_BRIEF_. Give back the whole listing exactly, line by line.

※ ※ ※

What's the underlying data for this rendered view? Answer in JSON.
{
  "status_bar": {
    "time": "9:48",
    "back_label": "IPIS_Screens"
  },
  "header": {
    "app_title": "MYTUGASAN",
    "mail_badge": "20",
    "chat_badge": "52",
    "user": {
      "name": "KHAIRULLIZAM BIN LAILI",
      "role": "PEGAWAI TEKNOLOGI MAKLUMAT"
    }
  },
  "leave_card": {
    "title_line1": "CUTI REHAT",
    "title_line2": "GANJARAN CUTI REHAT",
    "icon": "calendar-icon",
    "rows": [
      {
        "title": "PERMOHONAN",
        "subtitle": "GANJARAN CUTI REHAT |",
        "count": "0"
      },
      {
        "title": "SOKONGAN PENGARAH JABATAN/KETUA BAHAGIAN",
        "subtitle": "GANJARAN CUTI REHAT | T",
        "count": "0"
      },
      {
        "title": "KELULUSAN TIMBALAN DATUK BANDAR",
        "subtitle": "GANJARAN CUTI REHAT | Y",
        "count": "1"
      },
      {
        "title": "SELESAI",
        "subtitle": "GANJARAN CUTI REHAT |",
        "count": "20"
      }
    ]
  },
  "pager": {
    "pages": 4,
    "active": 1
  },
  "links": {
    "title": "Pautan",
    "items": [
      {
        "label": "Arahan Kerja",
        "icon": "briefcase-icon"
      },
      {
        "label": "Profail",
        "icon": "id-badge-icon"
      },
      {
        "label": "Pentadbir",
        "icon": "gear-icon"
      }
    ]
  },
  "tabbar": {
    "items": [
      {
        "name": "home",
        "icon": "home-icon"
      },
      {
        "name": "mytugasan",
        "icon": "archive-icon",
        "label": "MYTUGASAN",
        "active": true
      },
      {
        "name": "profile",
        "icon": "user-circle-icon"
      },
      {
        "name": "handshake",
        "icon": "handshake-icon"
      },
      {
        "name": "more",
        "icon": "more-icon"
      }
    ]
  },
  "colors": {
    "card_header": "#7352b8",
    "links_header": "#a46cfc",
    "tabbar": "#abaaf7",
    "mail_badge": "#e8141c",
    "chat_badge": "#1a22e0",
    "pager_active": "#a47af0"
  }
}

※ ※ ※

_FINAL ANSWER_.
What's the underlying data for this rendered view? Answer in JSON.
{
  "status_bar": {
    "time": "9:48",
    "back_label": "IPIS_Screens"
  },
  "header": {
    "app_title": "MYTUGASAN",
    "mail_badge": "20",
    "chat_badge": "52",
    "user": {
      "name": "KHAIRULLIZAM BIN LAILI",
      "role": "PEGAWAI TEKNOLOGI MAKLUMAT"
    }
  },
  "leave_card": {
    "title_line1": "CUTI REHAT",
    "title_line2": "GANJARAN CUTI REHAT",
    "icon": "calendar-icon",
    "rows": [
      {
        "title": "PERMOHONAN",
        "subtitle": "GANJARAN CUTI REHAT |",
        "count": "0"
      },
      {
        "title": "SOKONGAN PENGARAH JABATAN/KETUA BAHAGIAN",
        "subtitle": "GANJARAN CUTI REHAT | T",
        "count": "0"
      },
      {
        "title": "KELULUSAN TIMBALAN DATUK BANDAR",
        "subtitle": "GANJARAN CUTI REHAT | Y",
        "count": "1"
      },
      {
        "title": "SELESAI",
        "subtitle": "GANJARAN CUTI REHAT |",
        "count": "20"
      }
    ]
  },
  "pager": {
    "pages": 4,
    "active": 1
  },
  "links": {
    "title": "Pautan",
    "items": [
      {
        "label": "Arahan Kerja",
        "icon": "briefcase-icon"
      },
      {
        "label": "Profail",
        "icon": "id-badge-icon"
      },
      {
        "label": "Pentadbir",
        "icon": "gear-icon"
      }
    ]
  },
  "tabbar": {
    "items": [
      {
        "name": "home",
        "icon": "home-icon"
      },
      {
        "name": "mytugasan",
        "icon": "archive-icon",
        "label": "MYTUGASAN",
        "active": true
      },
      {
        "name": "profile",
        "icon": "user-circle-icon"
      },
      {
        "name": "handshake",
        "icon": "handshake-icon"
      },
      {
        "name": "more",
        "icon": "more-icon"
      }
    ]
  },
  "colors": {
    "card_header": "#7352b8",
    "links_header": "#a46cfc",
    "tabbar": "#abaaf7",
    "mail_badge": "#e8141c",
    "chat_badge": "#1a22e0",
    "pager_active": "#a47af0"
  }
}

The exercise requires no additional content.